The Harvard Law Review has published this article on the Latif decision as its presumption of regularity by a student named Al-Amyn Sumar. The article is dated in two important respects--first, that it argues for cert that was denied just before its publication and second, that it is based on the initial, heavily-redacted version of a the Latif opinion, whereas a more fulsome version is now available. Its basic thesis is:
The considerable redactions in the court’s opinion in Latif permit little more than tentative conclusions, but based on the available text, the decision is both important and troubling. In particular, the adoption of a presumption of regularity is at odds with both doctrine and policy. And though in theory the presumption extends only to the government’s statements in intelligence reports, in practice it may amount to a wholesale presumption of accuracy for the government’s evidence. The Supreme Court should overturn Latif and use the opportunity to give substance to Boumediene’s “meaningful opportunity” command.
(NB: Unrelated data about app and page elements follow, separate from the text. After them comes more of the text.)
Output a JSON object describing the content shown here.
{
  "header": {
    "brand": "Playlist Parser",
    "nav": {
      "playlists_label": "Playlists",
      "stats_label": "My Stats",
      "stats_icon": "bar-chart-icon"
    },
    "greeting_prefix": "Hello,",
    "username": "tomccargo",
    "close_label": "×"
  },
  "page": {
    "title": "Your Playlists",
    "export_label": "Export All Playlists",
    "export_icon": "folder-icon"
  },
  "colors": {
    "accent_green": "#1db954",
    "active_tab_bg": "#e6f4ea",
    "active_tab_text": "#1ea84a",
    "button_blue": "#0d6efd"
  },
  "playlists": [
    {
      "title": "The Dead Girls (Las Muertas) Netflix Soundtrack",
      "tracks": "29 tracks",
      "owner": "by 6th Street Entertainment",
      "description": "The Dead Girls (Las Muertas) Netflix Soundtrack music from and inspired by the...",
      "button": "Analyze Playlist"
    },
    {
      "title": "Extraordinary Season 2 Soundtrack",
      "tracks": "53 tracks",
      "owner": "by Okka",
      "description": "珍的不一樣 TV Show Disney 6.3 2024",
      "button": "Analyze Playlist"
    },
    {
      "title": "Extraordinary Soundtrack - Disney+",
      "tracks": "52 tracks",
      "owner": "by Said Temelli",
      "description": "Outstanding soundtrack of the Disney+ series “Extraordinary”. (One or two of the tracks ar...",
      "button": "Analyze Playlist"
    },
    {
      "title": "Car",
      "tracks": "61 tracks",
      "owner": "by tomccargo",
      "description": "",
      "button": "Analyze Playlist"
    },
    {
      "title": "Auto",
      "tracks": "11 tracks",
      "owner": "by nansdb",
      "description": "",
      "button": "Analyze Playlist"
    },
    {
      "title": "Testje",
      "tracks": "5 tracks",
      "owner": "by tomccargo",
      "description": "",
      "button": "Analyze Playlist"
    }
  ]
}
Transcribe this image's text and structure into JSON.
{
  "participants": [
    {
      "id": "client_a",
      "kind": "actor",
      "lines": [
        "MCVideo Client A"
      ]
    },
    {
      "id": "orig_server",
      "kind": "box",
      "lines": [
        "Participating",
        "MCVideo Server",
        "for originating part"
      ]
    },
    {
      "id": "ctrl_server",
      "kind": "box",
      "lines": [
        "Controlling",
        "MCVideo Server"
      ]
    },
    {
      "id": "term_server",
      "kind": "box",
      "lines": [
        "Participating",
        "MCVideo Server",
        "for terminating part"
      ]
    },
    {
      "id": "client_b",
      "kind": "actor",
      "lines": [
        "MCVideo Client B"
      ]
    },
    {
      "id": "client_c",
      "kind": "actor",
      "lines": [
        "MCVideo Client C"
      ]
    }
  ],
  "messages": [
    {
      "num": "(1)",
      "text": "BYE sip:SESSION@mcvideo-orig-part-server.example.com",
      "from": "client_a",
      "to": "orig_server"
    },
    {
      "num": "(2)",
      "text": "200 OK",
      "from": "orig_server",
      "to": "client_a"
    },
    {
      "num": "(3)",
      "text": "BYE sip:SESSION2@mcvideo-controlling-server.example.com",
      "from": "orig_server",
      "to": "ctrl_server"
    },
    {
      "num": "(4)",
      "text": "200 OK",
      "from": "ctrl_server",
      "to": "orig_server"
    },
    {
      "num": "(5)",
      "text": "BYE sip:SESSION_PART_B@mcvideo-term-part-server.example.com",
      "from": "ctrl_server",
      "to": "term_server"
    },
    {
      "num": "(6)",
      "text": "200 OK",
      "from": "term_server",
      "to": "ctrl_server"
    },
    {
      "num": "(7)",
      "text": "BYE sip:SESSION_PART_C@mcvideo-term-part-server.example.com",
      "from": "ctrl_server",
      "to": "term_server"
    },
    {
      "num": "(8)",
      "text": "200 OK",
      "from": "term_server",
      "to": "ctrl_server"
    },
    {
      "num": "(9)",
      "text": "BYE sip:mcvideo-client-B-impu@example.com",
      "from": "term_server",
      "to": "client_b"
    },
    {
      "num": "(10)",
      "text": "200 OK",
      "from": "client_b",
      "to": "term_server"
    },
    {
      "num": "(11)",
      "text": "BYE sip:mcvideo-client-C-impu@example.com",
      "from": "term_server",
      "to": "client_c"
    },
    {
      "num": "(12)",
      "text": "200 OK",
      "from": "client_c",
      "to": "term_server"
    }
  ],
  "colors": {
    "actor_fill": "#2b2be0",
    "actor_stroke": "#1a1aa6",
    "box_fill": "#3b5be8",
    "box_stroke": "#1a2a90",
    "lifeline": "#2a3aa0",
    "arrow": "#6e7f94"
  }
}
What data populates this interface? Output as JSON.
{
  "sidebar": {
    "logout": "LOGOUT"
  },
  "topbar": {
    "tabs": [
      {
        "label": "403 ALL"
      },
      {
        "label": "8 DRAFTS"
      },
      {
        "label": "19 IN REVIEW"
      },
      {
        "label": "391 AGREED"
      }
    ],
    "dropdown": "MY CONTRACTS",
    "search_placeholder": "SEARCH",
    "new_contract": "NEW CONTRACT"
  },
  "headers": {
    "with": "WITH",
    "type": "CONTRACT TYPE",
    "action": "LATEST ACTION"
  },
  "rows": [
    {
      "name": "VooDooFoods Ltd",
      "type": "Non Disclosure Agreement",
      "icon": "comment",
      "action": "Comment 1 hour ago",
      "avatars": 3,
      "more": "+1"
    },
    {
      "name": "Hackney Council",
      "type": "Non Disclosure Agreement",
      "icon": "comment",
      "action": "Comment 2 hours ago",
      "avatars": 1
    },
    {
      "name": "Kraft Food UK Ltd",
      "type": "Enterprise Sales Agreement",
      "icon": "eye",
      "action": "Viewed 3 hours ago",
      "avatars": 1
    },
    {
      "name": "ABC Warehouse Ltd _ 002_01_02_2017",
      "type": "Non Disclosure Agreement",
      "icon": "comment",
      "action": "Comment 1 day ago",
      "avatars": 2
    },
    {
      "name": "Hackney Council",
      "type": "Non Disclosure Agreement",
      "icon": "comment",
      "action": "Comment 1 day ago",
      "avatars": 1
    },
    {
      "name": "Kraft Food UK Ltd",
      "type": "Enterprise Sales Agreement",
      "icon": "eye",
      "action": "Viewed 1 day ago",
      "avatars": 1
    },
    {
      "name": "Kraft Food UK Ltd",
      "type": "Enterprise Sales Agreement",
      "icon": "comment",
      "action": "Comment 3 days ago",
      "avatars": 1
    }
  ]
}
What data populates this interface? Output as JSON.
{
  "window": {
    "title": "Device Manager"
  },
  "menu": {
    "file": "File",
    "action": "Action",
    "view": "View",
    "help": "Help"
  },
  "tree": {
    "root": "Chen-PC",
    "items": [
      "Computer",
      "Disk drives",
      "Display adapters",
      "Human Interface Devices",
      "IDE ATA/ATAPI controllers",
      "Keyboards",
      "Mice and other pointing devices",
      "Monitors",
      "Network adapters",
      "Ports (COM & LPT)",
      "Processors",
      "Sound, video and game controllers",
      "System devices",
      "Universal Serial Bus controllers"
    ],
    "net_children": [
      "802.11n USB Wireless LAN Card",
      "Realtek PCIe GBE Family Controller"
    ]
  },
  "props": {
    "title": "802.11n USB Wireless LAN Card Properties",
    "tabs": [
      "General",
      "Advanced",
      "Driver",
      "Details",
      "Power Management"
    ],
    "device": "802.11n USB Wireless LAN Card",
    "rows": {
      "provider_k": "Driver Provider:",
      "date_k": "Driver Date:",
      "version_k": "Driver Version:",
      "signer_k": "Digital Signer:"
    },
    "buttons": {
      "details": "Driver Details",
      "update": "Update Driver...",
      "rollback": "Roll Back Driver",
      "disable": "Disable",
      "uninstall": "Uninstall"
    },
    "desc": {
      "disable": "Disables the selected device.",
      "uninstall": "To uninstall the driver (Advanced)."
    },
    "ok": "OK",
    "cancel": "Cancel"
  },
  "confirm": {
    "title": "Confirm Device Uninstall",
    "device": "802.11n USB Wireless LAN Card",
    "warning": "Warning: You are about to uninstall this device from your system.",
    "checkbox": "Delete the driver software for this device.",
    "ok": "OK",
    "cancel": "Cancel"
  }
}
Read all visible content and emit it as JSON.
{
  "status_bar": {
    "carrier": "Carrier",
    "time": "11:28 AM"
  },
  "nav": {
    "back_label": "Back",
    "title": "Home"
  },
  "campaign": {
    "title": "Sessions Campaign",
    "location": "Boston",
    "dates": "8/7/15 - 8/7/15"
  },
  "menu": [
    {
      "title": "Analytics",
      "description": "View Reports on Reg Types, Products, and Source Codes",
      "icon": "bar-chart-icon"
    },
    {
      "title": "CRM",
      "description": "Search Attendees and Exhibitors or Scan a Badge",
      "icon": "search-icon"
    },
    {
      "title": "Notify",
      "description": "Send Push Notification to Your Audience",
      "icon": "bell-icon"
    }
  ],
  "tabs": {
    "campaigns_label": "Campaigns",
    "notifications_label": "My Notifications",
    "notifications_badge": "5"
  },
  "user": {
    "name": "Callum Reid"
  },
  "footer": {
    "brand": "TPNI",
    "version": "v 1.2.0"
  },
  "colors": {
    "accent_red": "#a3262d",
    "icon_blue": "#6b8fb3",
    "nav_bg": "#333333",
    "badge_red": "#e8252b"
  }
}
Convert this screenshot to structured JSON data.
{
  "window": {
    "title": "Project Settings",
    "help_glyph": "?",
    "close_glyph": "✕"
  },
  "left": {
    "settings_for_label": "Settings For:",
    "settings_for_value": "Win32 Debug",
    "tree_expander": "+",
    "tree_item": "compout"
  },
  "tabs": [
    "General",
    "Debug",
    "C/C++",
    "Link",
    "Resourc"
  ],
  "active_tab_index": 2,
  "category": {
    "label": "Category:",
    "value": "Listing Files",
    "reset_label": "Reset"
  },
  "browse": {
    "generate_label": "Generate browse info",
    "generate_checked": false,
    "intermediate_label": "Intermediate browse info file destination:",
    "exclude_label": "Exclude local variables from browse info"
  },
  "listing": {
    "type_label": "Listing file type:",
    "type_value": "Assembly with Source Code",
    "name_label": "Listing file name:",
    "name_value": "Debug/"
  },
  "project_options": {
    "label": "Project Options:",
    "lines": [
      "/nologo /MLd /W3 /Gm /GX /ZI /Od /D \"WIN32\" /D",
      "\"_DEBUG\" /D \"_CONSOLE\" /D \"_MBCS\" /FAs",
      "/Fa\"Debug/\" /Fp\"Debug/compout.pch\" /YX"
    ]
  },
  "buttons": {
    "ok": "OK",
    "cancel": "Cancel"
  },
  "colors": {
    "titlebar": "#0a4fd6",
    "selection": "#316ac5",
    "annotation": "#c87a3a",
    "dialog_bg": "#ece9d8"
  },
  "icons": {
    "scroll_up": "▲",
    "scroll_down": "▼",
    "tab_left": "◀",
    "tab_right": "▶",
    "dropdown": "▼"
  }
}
The blog D.C. Circuit Review has published this bizarre little post in response to the article.